PARADISE, Calif. — It’s hard to recognize Paradise.
It is heaps of melted metal. It is scorched pine trees. It is a place where things used to be, before a fire destroyed nearly 19,000 structures and killed 86 people in November 2018.
But on Friday night, Paradise looked like home again. Thousands of people filled the stands at Om Wraith Field at Paradise High School — which was spared from the flames — to watch the football team missing more than a third of its players play its first game since losing everything.
Girls wore ribbons in their hair and glitter on their faces. Boys wore jerseys with the sleeves rolled up. People stood in line to order hot dogs at the concession stand, then were given a paper plate with a bun and told to walk around the corner and pick one off the grill.

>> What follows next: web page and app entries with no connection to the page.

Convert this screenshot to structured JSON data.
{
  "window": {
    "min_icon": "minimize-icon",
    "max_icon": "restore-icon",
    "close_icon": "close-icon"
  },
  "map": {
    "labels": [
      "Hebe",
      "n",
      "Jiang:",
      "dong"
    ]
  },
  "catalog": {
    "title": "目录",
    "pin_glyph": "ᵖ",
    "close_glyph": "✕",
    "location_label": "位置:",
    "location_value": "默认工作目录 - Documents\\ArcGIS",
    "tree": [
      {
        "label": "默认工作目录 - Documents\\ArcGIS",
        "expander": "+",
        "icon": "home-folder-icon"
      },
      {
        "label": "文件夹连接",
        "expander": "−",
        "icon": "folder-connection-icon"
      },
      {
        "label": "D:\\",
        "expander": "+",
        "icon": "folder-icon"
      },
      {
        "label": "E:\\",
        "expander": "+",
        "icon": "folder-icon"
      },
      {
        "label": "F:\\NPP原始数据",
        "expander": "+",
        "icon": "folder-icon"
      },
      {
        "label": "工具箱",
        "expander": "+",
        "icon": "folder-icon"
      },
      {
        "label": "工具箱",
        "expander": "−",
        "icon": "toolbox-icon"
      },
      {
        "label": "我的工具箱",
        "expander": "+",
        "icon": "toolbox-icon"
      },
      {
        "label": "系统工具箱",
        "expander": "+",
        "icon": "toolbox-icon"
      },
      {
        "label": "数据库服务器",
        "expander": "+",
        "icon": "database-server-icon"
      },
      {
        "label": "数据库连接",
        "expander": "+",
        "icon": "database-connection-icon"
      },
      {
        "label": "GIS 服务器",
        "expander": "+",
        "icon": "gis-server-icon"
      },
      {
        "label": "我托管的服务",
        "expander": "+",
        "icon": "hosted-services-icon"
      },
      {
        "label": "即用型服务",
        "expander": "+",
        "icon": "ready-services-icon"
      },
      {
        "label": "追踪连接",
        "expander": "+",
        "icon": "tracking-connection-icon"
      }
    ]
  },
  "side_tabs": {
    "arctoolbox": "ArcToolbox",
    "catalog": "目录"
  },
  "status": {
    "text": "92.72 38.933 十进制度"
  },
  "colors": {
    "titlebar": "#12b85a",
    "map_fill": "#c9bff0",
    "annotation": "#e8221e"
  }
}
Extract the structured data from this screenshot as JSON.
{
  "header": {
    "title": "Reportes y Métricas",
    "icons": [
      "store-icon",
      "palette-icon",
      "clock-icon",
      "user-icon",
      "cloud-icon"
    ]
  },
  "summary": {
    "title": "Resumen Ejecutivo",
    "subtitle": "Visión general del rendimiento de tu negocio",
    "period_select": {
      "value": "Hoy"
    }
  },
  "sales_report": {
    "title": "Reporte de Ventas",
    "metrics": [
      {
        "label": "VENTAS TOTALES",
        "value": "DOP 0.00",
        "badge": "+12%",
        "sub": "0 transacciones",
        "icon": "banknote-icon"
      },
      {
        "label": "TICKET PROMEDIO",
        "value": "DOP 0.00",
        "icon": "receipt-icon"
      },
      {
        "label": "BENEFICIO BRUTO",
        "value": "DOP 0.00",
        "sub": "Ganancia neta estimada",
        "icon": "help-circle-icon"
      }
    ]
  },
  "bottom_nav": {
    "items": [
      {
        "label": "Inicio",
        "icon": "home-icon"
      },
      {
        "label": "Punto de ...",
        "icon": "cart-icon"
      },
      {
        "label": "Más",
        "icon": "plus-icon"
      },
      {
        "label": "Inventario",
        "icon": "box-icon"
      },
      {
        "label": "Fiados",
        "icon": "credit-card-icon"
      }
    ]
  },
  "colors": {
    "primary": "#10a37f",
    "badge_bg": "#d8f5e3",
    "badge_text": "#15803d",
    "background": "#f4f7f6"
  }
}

‘‘I recognize this,’’ 43-year-old Shannon Stoneman said as she looked around at faces she had not seen in nearly 10 months.
Stoneman lost her home, her grocery store, her gas station, her favorite restaurant, and everything else she knew in the fire. She had to move more than 130 miles (210 kilometers) away, putting her two teenage daughters into another school. But when she heard about the Paradise High School football team playing again, she took the day off from work and came back to watch.
‘‘Our hearts are here, even if our homes aren’t,’’ she said.
Senior running back Lukas Hartley could feel the pressure. In the first quarter, shortly after the team had entered the field through the home stands while Johnny Cash’s ‘‘God’s Gonna Cut You Down’’ played on the speakers, he threw up on the field as his emotions got the best of him. He sat out two plays, before returning and running over a defender to score a touchdown.
Paradise was up 7-0 when they lined up for their second possession of the game. Senior wide receiver Mason Cowan lined up to the right side of the field and noticed the other team was not looking at him. He signaled to quarterback Danny Bettencourt. Sixty-four yards and an extra point later, it was 14-0 and the rout was on. Paradise would win the game 42-0.
‘‘Everyone felt like, in a way that, we had the town on our back,’’ Hartley said. ‘‘We had the responsibility of winning tonight, so that’s what we went out here and did.’’
For people to come back to Paradise, they have to have something to come back to. Local officials have worked hard to make that happen, and the school system has been a key part of that strategy. Paradise High School met all of the previous semester in an office building by an airport, but school officials worked hard to make sure the senior class graduated on the football field in May just like all the other classes before them.
Pam Beauchamp-Rioux, 51, moved away after losing her home but is still president of the Paradise Little League. Keison McMurray, 34, is living in a friend’s trailer but still coaches a youth football team.
‘‘I think this [game] is going to show people that [Paradise] is not gone,’’ said 38-year-old Jennifer Siemens, who came to the field hours early to reserve a seat, hiding from the sun beneath a pink and blue umbrella. ‘‘So many people have donated and helped us from all over the country. Now they can see why, you know?’’
Jamie Travis was one of the few who did not lose her home. She said the fire stopped about two blocks from her house. She stood near the south end zone on Friday night, a snow cone in her hand, watching friends return to the place she never left.
‘‘It was just hard knowing all your friends and family lost everything and you didn’t,’’ she said. ‘‘Everybody is here again.’’
After the game, the players huddled near the north end zone to celebrate. Coaches praised the players for winning, but said they had so many things to fix when practice resumes Monday. But that could wait.
‘‘Here’s what I pray for you tonight, that you started a healing that’s going to continue for the rest of the season,’’ Assistant Coach Andy Hopper said.
The team stood up and lifted their helmets in the air as they yelled as one: ‘‘Brothers to the bone!’’